Hillary too sexy for the shot

Where’s Hillary? Hasidic paper breaks rules by editing Clinton out of White House photo

Hillary Clinton has been edited out of the photo in the White House Situation Room because of her gender:

That would be the Ultra-Orthodox Hasidic broadsheet Der Tzitung, published in Brooklyn. The paper photoshopped Clinton, as well at the only other woman who could be seen in the room–Audrey Tomason, the national director of counterterrorism–out of the frame.

Here’s what Der Tzitung had to say about this situation:

“In accord with our religious beliefs, we do not publish photos of women, which in no way relegates them to a lower status… Because of laws of modesty, we are not allowed to publish pictures of women, and we regret if this gives an impression of disparaging to women, which is certainly never our intention. We apologize if this was seen as offensive.”

That’s really funny – they don’t want to be seen as relegating women to “a lower status” or being “disparaging to women.”  Then why don’t they forbid men to buy/see these broadsheets? They are called broad sheets afterall – let the broads see them and keep them out of the hands of men. Easy peazy.

Have women really progressed?

Here’s a press release from the UN discussing the status of women’s rights in the world. As Hillary Clinton has said, women’s rights are human rights. Unfortunately, they are often seen as “women’s issues” or as something that, since women tolerate the abuses, must be okay. People that work in sweat factories can be said to be working “voluntarily” or accepting their condition, but it’s a human rights abuse nonetheless. We have to stop rationalizing women’s human rights abuses and start resolving these issues.

Ms. Yade said 60 years after the Universal Declaration of Human Rights, the situation of women had not really improved. They had progressed, of course, but it was a path filled with obstacles, where steps backwards remained a possibility. Discrimination against women found its source in the continuance throughout the world of practices and prejudices from another time, in the persistence of both de facto and judicial discrimination. These inequalities were linked to the inferior social status which continued to be applied to women, and by the public debate that was tainted by this.
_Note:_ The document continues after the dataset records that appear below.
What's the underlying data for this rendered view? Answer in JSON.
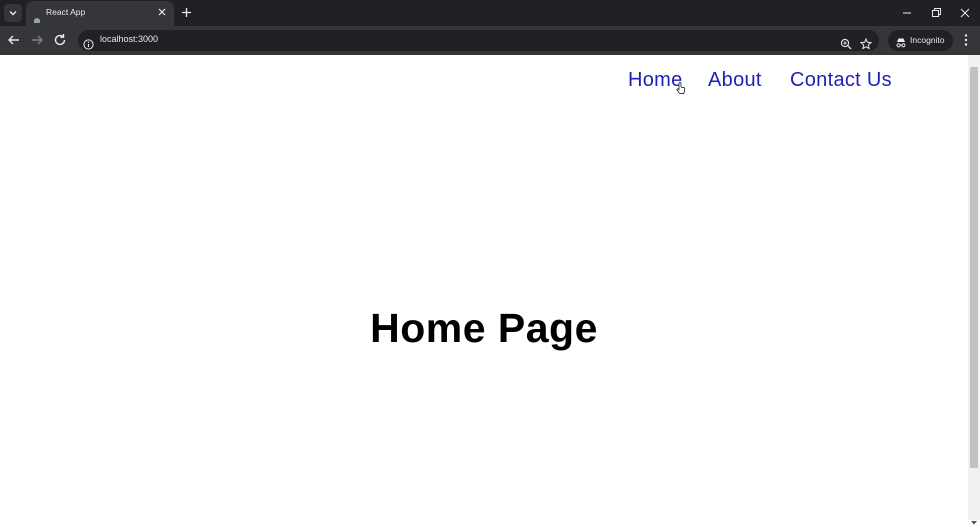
{
  "browser": {
    "tab": {
      "title": "React App"
    },
    "address_bar": {
      "url": "localhost:3000"
    },
    "profile": {
      "label": "Incognito"
    },
    "icons": [
      "tab-list-icon",
      "app-favicon-icon",
      "close-tab-icon",
      "new-tab-icon",
      "minimize-icon",
      "restore-icon",
      "close-window-icon",
      "back-icon",
      "forward-icon",
      "reload-icon",
      "site-info-icon",
      "zoom-icon",
      "bookmark-star-icon",
      "incognito-icon",
      "more-menu-icon"
    ]
  },
  "page": {
    "nav": {
      "links": [
        {
          "label": "Home"
        },
        {
          "label": "About"
        },
        {
          "label": "Contact Us"
        }
      ]
    },
    "heading": "Home Page"
  },
  "colors": {
    "nav_link": "#1f1fb8",
    "heading": "#000000",
    "tabbar_bg": "#202124",
    "toolbar_bg": "#35363a"
  }
}
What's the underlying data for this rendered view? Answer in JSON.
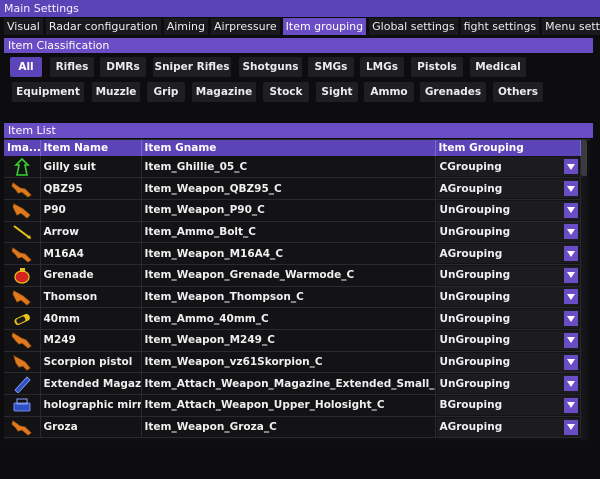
{
  "window": {
    "title": "Main Settings"
  },
  "tabs": [
    {
      "label": "Visual",
      "active": false
    },
    {
      "label": "Radar configuration",
      "active": false
    },
    {
      "label": "Aiming",
      "active": false
    },
    {
      "label": "Airpressure",
      "active": false
    },
    {
      "label": "Item grouping",
      "active": true
    },
    {
      "label": "Global settings",
      "active": false
    },
    {
      "label": "fight settings",
      "active": false
    },
    {
      "label": "Menu settings",
      "active": false
    }
  ],
  "classification": {
    "title": "Item Classification",
    "selected": "All",
    "row1": [
      "All",
      "Rifles",
      "DMRs",
      "Sniper Rifles",
      "Shotguns",
      "SMGs",
      "LMGs",
      "Pistols",
      "Medical"
    ],
    "row2": [
      "Equipment",
      "Muzzle",
      "Grip",
      "Magazine",
      "Stock",
      "Sight",
      "Ammo",
      "Grenades",
      "Others"
    ]
  },
  "item_list": {
    "title": "Item List",
    "columns": [
      "Ima...",
      "Item Name",
      "Item Gname",
      "Item Grouping"
    ],
    "rows": [
      {
        "icon": "ghillie-suit-icon",
        "name": "Gilly suit",
        "gname": "Item_Ghillie_05_C",
        "grouping": "CGrouping"
      },
      {
        "icon": "rifle-icon",
        "name": "QBZ95",
        "gname": "Item_Weapon_QBZ95_C",
        "grouping": "AGrouping"
      },
      {
        "icon": "smg-icon",
        "name": "P90",
        "gname": "Item_Weapon_P90_C",
        "grouping": "UnGrouping"
      },
      {
        "icon": "arrow-bolt-icon",
        "name": "Arrow",
        "gname": "Item_Ammo_Bolt_C",
        "grouping": "UnGrouping"
      },
      {
        "icon": "rifle-icon",
        "name": "M16A4",
        "gname": "Item_Weapon_M16A4_C",
        "grouping": "AGrouping"
      },
      {
        "icon": "grenade-icon",
        "name": "Grenade",
        "gname": "Item_Weapon_Grenade_Warmode_C",
        "grouping": "UnGrouping"
      },
      {
        "icon": "smg-icon",
        "name": "Thomson",
        "gname": "Item_Weapon_Thompson_C",
        "grouping": "UnGrouping"
      },
      {
        "icon": "ammo-40mm-icon",
        "name": "40mm",
        "gname": "Item_Ammo_40mm_C",
        "grouping": "UnGrouping"
      },
      {
        "icon": "lmg-icon",
        "name": "M249",
        "gname": "Item_Weapon_M249_C",
        "grouping": "UnGrouping"
      },
      {
        "icon": "pistol-icon",
        "name": "Scorpion pistol",
        "gname": "Item_Weapon_vz61Skorpion_C",
        "grouping": "UnGrouping"
      },
      {
        "icon": "magazine-icon",
        "name": "Extended Magazine",
        "gname": "Item_Attach_Weapon_Magazine_Extended_Small_C",
        "grouping": "UnGrouping"
      },
      {
        "icon": "holographic-sight-icon",
        "name": "holographic mirror",
        "gname": "Item_Attach_Weapon_Upper_Holosight_C",
        "grouping": "BGrouping"
      },
      {
        "icon": "rifle-icon",
        "name": "Groza",
        "gname": "Item_Weapon_Groza_C",
        "grouping": "AGrouping"
      }
    ]
  },
  "colors": {
    "accent": "#6a4cc4",
    "header": "#5b44b8",
    "background": "#0d0d0f"
  }
}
Mr. Despouy said sometimes inequality stemmed from the application of the law and not the text itself, for example in the area of property and ownership. As to administration of justice, women often had problems participating in it. Important issues were at stake for women, such as child custody among others, and therefore they needed access to the judiciary. Discrimination against women continued to be a major issue on the human rights agenda and the Human Rights Council could not turn a blind eye on it. Discrimination did not only take place in one area, women suffered discrimination everywhere.
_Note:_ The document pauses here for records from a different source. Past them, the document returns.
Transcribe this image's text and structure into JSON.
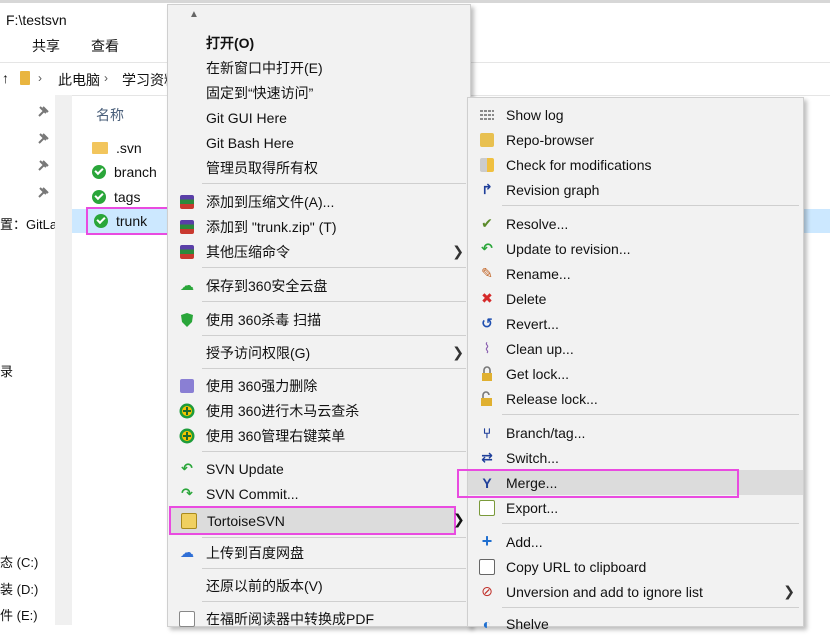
{
  "window": {
    "title": "F:\\testsvn"
  },
  "ribbon": {
    "tabs": [
      "共享",
      "查看"
    ]
  },
  "address": {
    "segments": [
      "此电脑",
      "学习资料"
    ]
  },
  "file_list": {
    "header": "名称",
    "items": [
      ".svn",
      "branch",
      "tags",
      "trunk"
    ]
  },
  "nav": {
    "items": [
      "置：GitLa",
      "录",
      "态 (C:)",
      "装 (D:)",
      "件 (E:)"
    ]
  },
  "context_menu": {
    "items": [
      "打开(O)",
      "在新窗口中打开(E)",
      "固定到“快速访问”",
      "Git GUI Here",
      "Git Bash Here",
      "管理员取得所有权",
      "添加到压缩文件(A)...",
      "添加到 \"trunk.zip\" (T)",
      "其他压缩命令",
      "保存到360安全云盘",
      "使用 360杀毒 扫描",
      "授予访问权限(G)",
      "使用 360强力删除",
      "使用 360进行木马云查杀",
      "使用 360管理右键菜单",
      "SVN Update",
      "SVN Commit...",
      "TortoiseSVN",
      "上传到百度网盘",
      "还原以前的版本(V)",
      "在福昕阅读器中转换成PDF"
    ]
  },
  "tortoise_menu": {
    "items": [
      "Show log",
      "Repo-browser",
      "Check for modifications",
      "Revision graph",
      "Resolve...",
      "Update to revision...",
      "Rename...",
      "Delete",
      "Revert...",
      "Clean up...",
      "Get lock...",
      "Release lock...",
      "Branch/tag...",
      "Switch...",
      "Merge...",
      "Export...",
      "Add...",
      "Copy URL to clipboard",
      "Unversion and add to ignore list",
      "Shelve"
    ]
  },
  "colors": {
    "highlight_border": "#e94be0",
    "selection": "#cce8ff",
    "menu_bg": "#f2f2f2"
  }
}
Mr. La Rue said all human beings regardless of age, culture, religion, ethnicity, sexual orientation, among others, should have the right to develop their opinions and express them. It was very important to focus on freedom of expression from the point of view of women. Women had been silenced both in domestic legislation, international practice and customs in some countries around the world. It was necessary to create a safe space for freedom of expression and for the exchange of opinion, in all spheres of life: the family, society, domestic legislation and international instruments. Freedom of expression was a main instrument to halt violence against women and all forms of discrimination.